Advocating for all-day kindergarten

AMHERST – Starting full-day kindergarten is the school district’s high­est priority, Principal Gerry St. Amand told the School Board recently.

And to ensure that an all-day kindergarten pro­gram begins next year at Clark-Wilkins Elementary School, he proposed that all costs be covered in the budget so there is no risk that voters will turn it down again.

In March, Amherst vot­ers soundly rejected a $620,000 warrant article that would have paid for support staff, curriculum materials and three more teachers.

St. Amand said he would strive for a zero percent budget increase and implement the new program by shifting staff around. Much of the cur­riculum and professional development work has already been done, he said. Full-day kindergar­ten "fits into our strate­gic plan" and would help all students go into first grade at the same level, St. Amand said. "This is something we should do," he said.

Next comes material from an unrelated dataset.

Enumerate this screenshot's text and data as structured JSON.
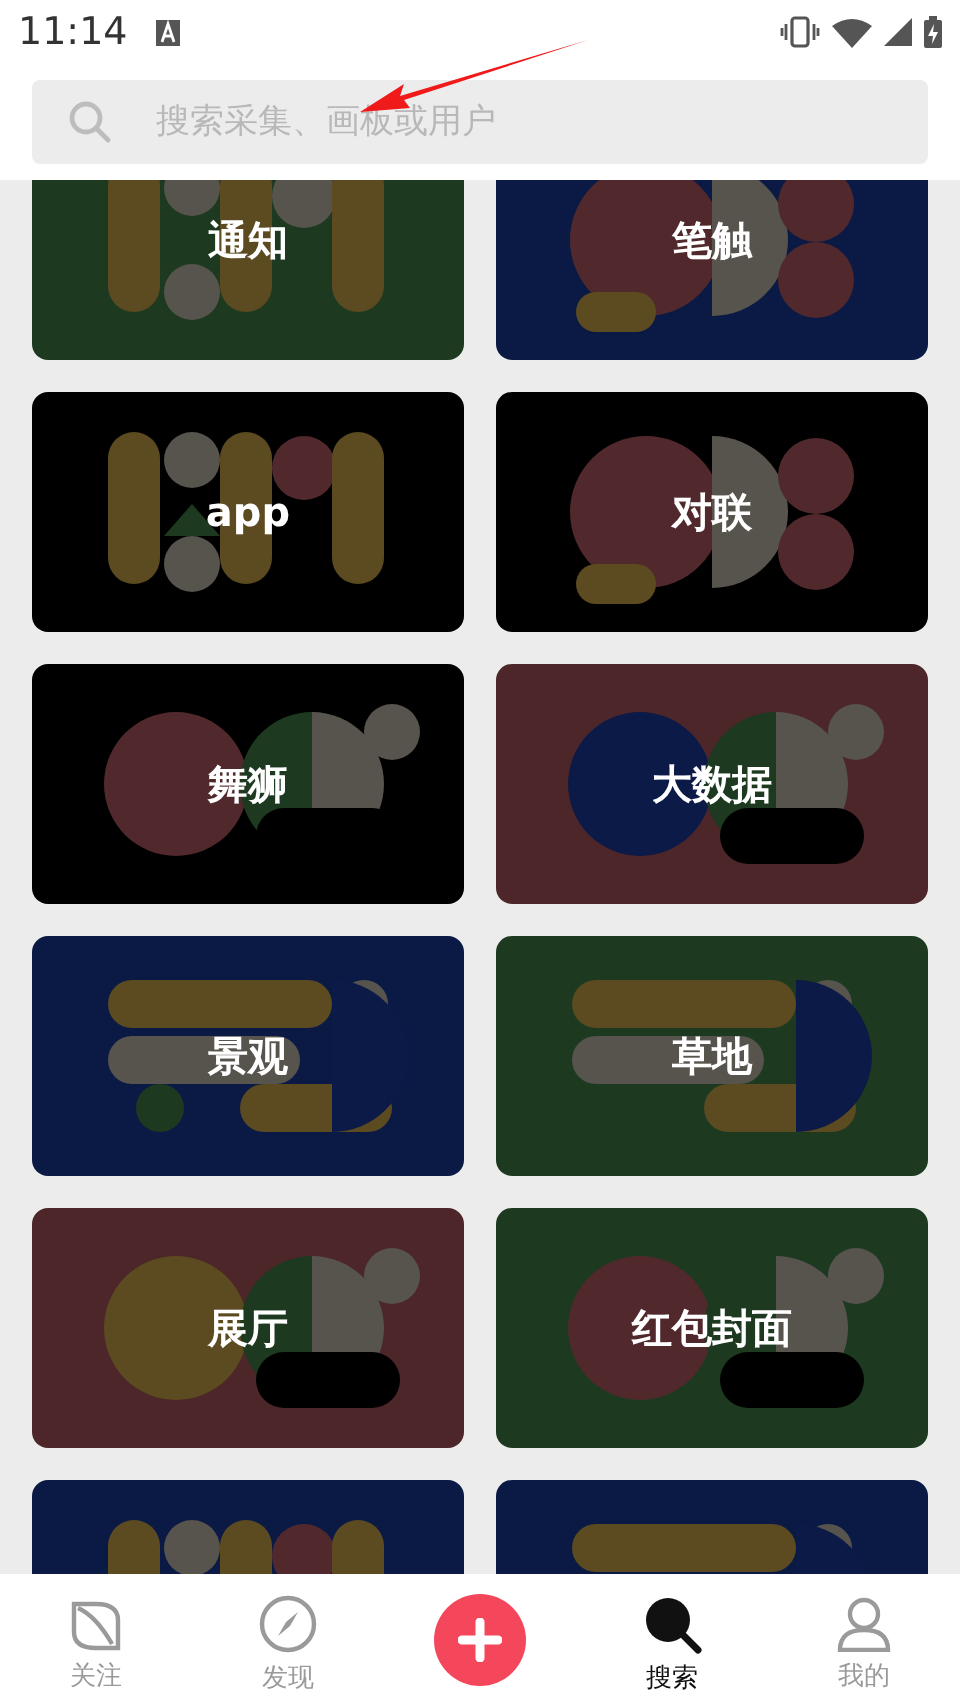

All-day kindergarten would ensure that all students are getting the same educational oppor­tunities, St. Amand said.

"The curriculum and expectations require it," he said. "The rules have changed."

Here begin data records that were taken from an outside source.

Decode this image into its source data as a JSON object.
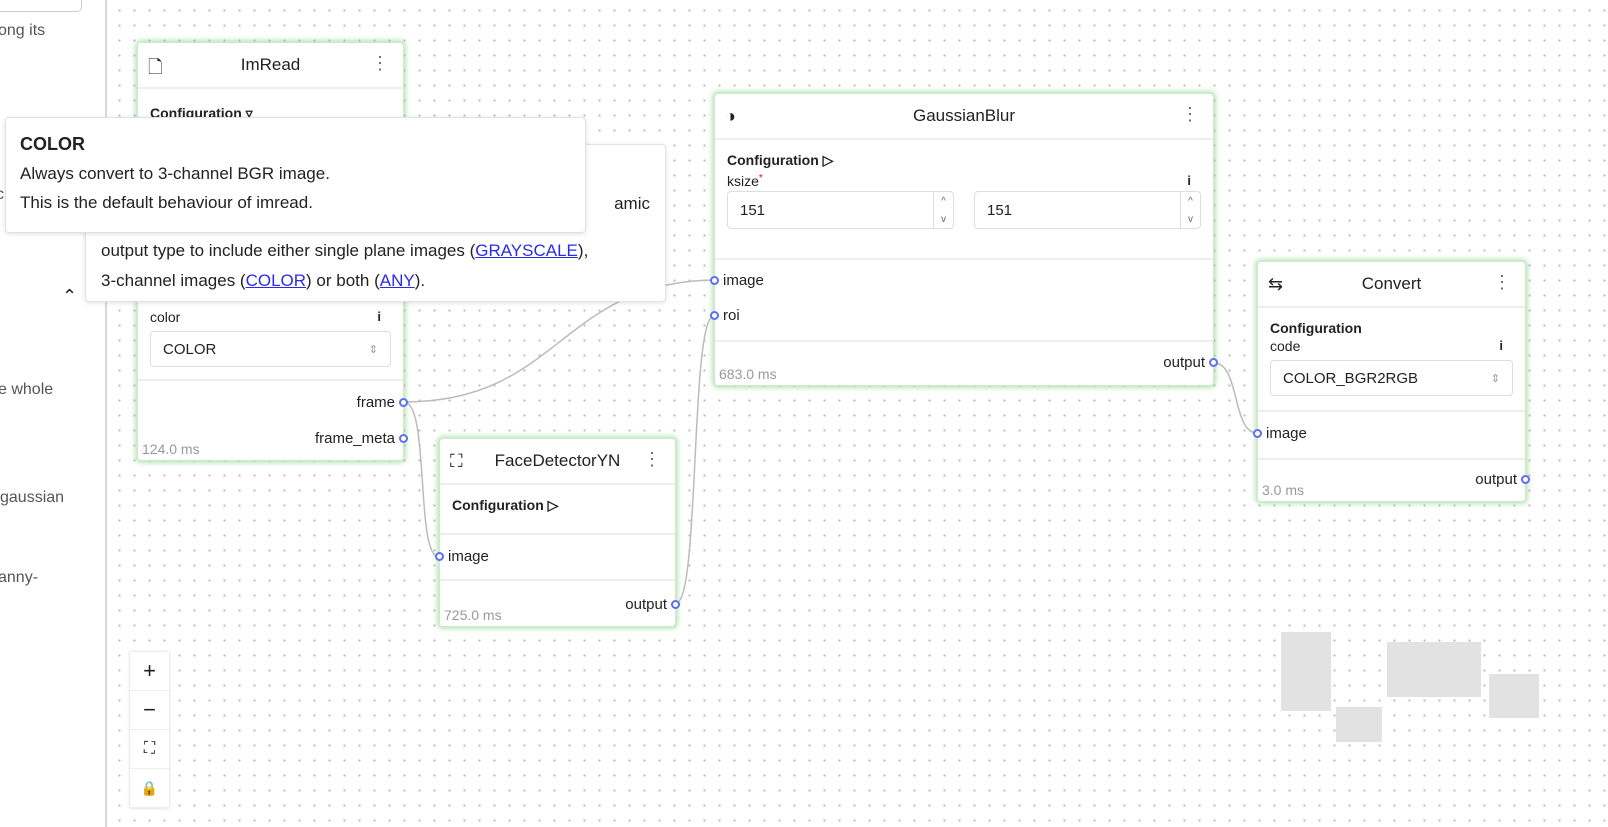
{
  "sidebar": {
    "fragments": [
      "ong its",
      "c",
      "e whole",
      "gaussian",
      "anny-"
    ],
    "collapse_icon": "chevron-up-icon"
  },
  "nodes": {
    "imread": {
      "title": "ImRead",
      "icon": "file-icon",
      "config": "Configuration",
      "color_label": "color",
      "color_value": "COLOR",
      "outputs": [
        "frame",
        "frame_meta"
      ],
      "time": "124.0 ms"
    },
    "gaussian": {
      "title": "GaussianBlur",
      "icon": "contrast-icon",
      "config": "Configuration",
      "ksize_label": "ksize",
      "required": "*",
      "ksize": [
        "151",
        "151"
      ],
      "inputs": [
        "image",
        "roi"
      ],
      "output": "output",
      "time": "683.0 ms"
    },
    "face": {
      "title": "FaceDetectorYN",
      "icon": "face-scan-icon",
      "config": "Configuration",
      "input": "image",
      "output": "output",
      "time": "725.0 ms"
    },
    "convert": {
      "title": "Convert",
      "icon": "convert-icon",
      "config": "Configuration",
      "code_label": "code",
      "code_value": "COLOR_BGR2RGB",
      "input": "image",
      "output": "output",
      "time": "3.0 ms"
    }
  },
  "tooltip_color": {
    "title": "COLOR",
    "line1": "Always convert to 3-channel BGR image.",
    "line2": "This is the default behaviour of imread."
  },
  "tooltip_mode": {
    "frag1": "amic",
    "frag2a": "output type to include either single plane images (",
    "link_gray": "GRAYSCALE",
    "frag2b": "),",
    "frag3a": "3-channel images (",
    "link_color": "COLOR",
    "frag3b": ") or both (",
    "link_any": "ANY",
    "frag3c": ")."
  },
  "controls": {
    "zoom_in": "+",
    "zoom_out": "−",
    "fit": "⛶",
    "lock": "🔒"
  }
}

Amherst school offi­cials and teachers main­tain that 5-year-olds need a full day of kindergarten to learn what they need to and have time to explore and enjoy learning.

School Board members, who will be working on next year’s budget over the next few months, told the principal they sup­port his proposal.

At the district’s deliber­ative session in February, board Chairwoman Luci­enne Fouks said all-day kindergarten would boost property values and revi­talize the town by attract­ing young families.

And a longer school day would give the young chil­dren more time to learn what they need to learn, she said, because what is expected of 5-year-olds now is drastically differ­ent from what was expect­ed years ago.

Mont Vernon Village School instituted kinder­garten this school year without asking for voter approval because declin­ing enrollments meant there was sufficient space and staff.

New Hampshire began requiring school districts to offer at least a half-day of kindergarten in 2009.

According to Parent­ing New Hampshire, the trend toward full-day kindergarten began 15 years ago. In the 1999-2000 school year, full-day kin­dergarten was available in seven school districts. By 2013-14, the number had grown to 83 districts.

Kathy Cleveland can be reached at 673-3100 or